**PROBLEM TO WORK ON**
Copy out all lines of the material below in which "data" occurs.

**MATERIAL SHOWN**
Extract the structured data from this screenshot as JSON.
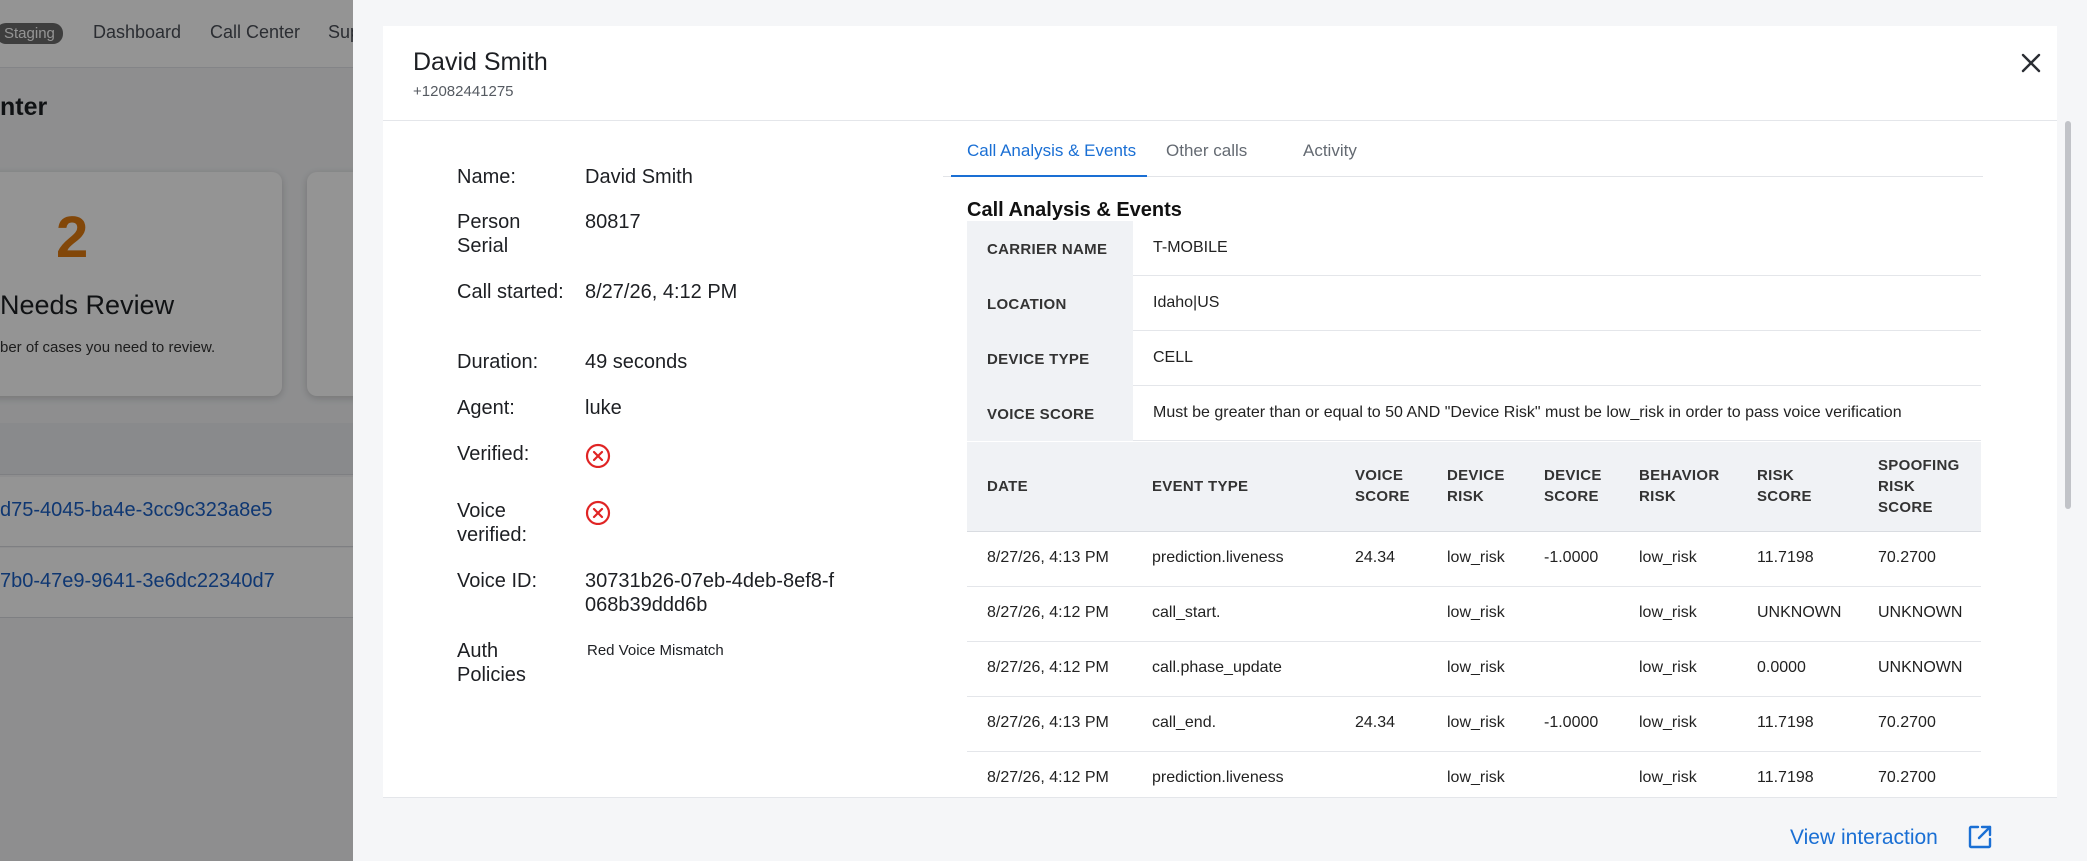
{
  "background": {
    "env_badge": "Staging",
    "nav": [
      "Dashboard",
      "Call Center",
      "Sup"
    ],
    "page_title": "nter",
    "card": {
      "count": "2",
      "label": "Needs Review",
      "description": "ber of cases you need to review."
    },
    "rows": [
      "d75-4045-ba4e-3cc9c323a8e5",
      "7b0-47e9-9641-3e6dc22340d7"
    ]
  },
  "drawer": {
    "name": "David Smith",
    "phone": "+12082441275",
    "close_icon": "close-icon",
    "details": [
      {
        "label": "Name:",
        "value": "David Smith"
      },
      {
        "label": "Person Serial",
        "value": "80817"
      },
      {
        "label": "Call started:",
        "value": "8/27/26, 4:12 PM"
      },
      {
        "label": "Duration:",
        "value": "49 seconds"
      },
      {
        "label": "Agent:",
        "value": "luke"
      },
      {
        "label": "Verified:",
        "value": ""
      },
      {
        "label": "Voice verified:",
        "value": ""
      },
      {
        "label": "Voice ID:",
        "value": "30731b26-07eb-4deb-8ef8-f068b39ddd6b"
      },
      {
        "label": "Auth Policies",
        "value": "Red Voice Mismatch"
      }
    ],
    "status_icons": {
      "verified": "x-circle-icon",
      "voice_verified": "x-circle-icon",
      "color": "#e02424"
    },
    "tabs": [
      "Call Analysis & Events",
      "Other calls",
      "Activity"
    ],
    "active_tab": "Call Analysis & Events",
    "section_title": "Call Analysis & Events",
    "info": [
      {
        "key": "CARRIER NAME",
        "value": "T-MOBILE"
      },
      {
        "key": "LOCATION",
        "value": "Idaho|US"
      },
      {
        "key": "DEVICE TYPE",
        "value": "CELL"
      },
      {
        "key": "VOICE SCORE",
        "value": "Must be greater than or equal to 50 AND \"Device Risk\" must be low_risk in order to pass voice verification"
      }
    ],
    "event_headers": {
      "date": "DATE",
      "event_type": "EVENT TYPE",
      "voice_score": [
        "VOICE",
        "SCORE"
      ],
      "device_risk": [
        "DEVICE",
        "RISK"
      ],
      "device_score": [
        "DEVICE",
        "SCORE"
      ],
      "behavior_risk": [
        "BEHAVIOR",
        "RISK"
      ],
      "risk_score": [
        "RISK",
        "SCORE"
      ],
      "spoofing_risk_score": [
        "SPOOFING",
        "RISK",
        "SCORE"
      ]
    },
    "events": [
      {
        "date": "8/27/26, 4:13 PM",
        "event_type": "prediction.liveness",
        "voice_score": "24.34",
        "device_risk": "low_risk",
        "device_score": "-1.0000",
        "behavior_risk": "low_risk",
        "risk_score": "11.7198",
        "spoofing_risk_score": "70.2700"
      },
      {
        "date": "8/27/26, 4:12 PM",
        "event_type": "call_start.",
        "voice_score": "",
        "device_risk": "low_risk",
        "device_score": "",
        "behavior_risk": "low_risk",
        "risk_score": "UNKNOWN",
        "spoofing_risk_score": "UNKNOWN"
      },
      {
        "date": "8/27/26, 4:12 PM",
        "event_type": "call.phase_update",
        "voice_score": "",
        "device_risk": "low_risk",
        "device_score": "",
        "behavior_risk": "low_risk",
        "risk_score": "0.0000",
        "spoofing_risk_score": "UNKNOWN"
      },
      {
        "date": "8/27/26, 4:13 PM",
        "event_type": "call_end.",
        "voice_score": "24.34",
        "device_risk": "low_risk",
        "device_score": "-1.0000",
        "behavior_risk": "low_risk",
        "risk_score": "11.7198",
        "spoofing_risk_score": "70.2700"
      },
      {
        "date": "8/27/26, 4:12 PM",
        "event_type": "prediction.liveness",
        "voice_score": "",
        "device_risk": "low_risk",
        "device_score": "",
        "behavior_risk": "low_risk",
        "risk_score": "11.7198",
        "spoofing_risk_score": "70.2700"
      }
    ],
    "footer": {
      "view_label": "View interaction",
      "icon": "external-link-icon"
    }
  }
}
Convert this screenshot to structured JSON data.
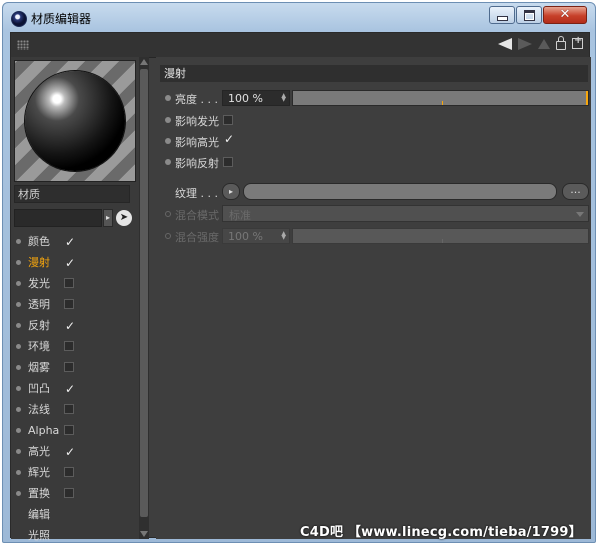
{
  "window": {
    "title": "材质编辑器",
    "minimize_icon": "minimize-icon",
    "maximize_icon": "maximize-icon",
    "close_icon": "close-icon",
    "close_glyph": "✕"
  },
  "material": {
    "name": "材质",
    "pick_glyph": "➤",
    "menu_glyph": "▸"
  },
  "channels": [
    {
      "label": "颜色",
      "checked": true
    },
    {
      "label": "漫射",
      "checked": true,
      "active": true
    },
    {
      "label": "发光",
      "checked": false
    },
    {
      "label": "透明",
      "checked": false
    },
    {
      "label": "反射",
      "checked": true
    },
    {
      "label": "环境",
      "checked": false
    },
    {
      "label": "烟雾",
      "checked": false
    },
    {
      "label": "凹凸",
      "checked": true
    },
    {
      "label": "法线",
      "checked": false
    },
    {
      "label": "Alpha",
      "checked": false
    },
    {
      "label": "高光",
      "checked": true
    },
    {
      "label": "辉光",
      "checked": false
    },
    {
      "label": "置换",
      "checked": false
    },
    {
      "label": "编辑",
      "no_checkbox": true
    },
    {
      "label": "光照",
      "no_checkbox": true
    }
  ],
  "diffuse": {
    "section_title": "漫射",
    "brightness_label": "亮度 . . .",
    "brightness_value": "100 %",
    "brightness_level": 1.0,
    "affect_luminance_label": "影响发光",
    "affect_luminance": false,
    "affect_specular_label": "影响高光",
    "affect_specular": true,
    "affect_reflection_label": "影响反射",
    "affect_reflection": false,
    "texture_label": "纹理 . . .",
    "texture_more": "...",
    "mix_mode_label": "混合模式",
    "mix_mode_value": "标准",
    "mix_strength_label": "混合强度",
    "mix_strength_value": "100 %"
  },
  "accent_color": "#f6a60d",
  "watermark": "C4D吧 【www.linecg.com/tieba/1799】"
}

**SOLUTION**
Extract the structured data from this screenshot as JSON.
Convert this screenshot to structured JSON data.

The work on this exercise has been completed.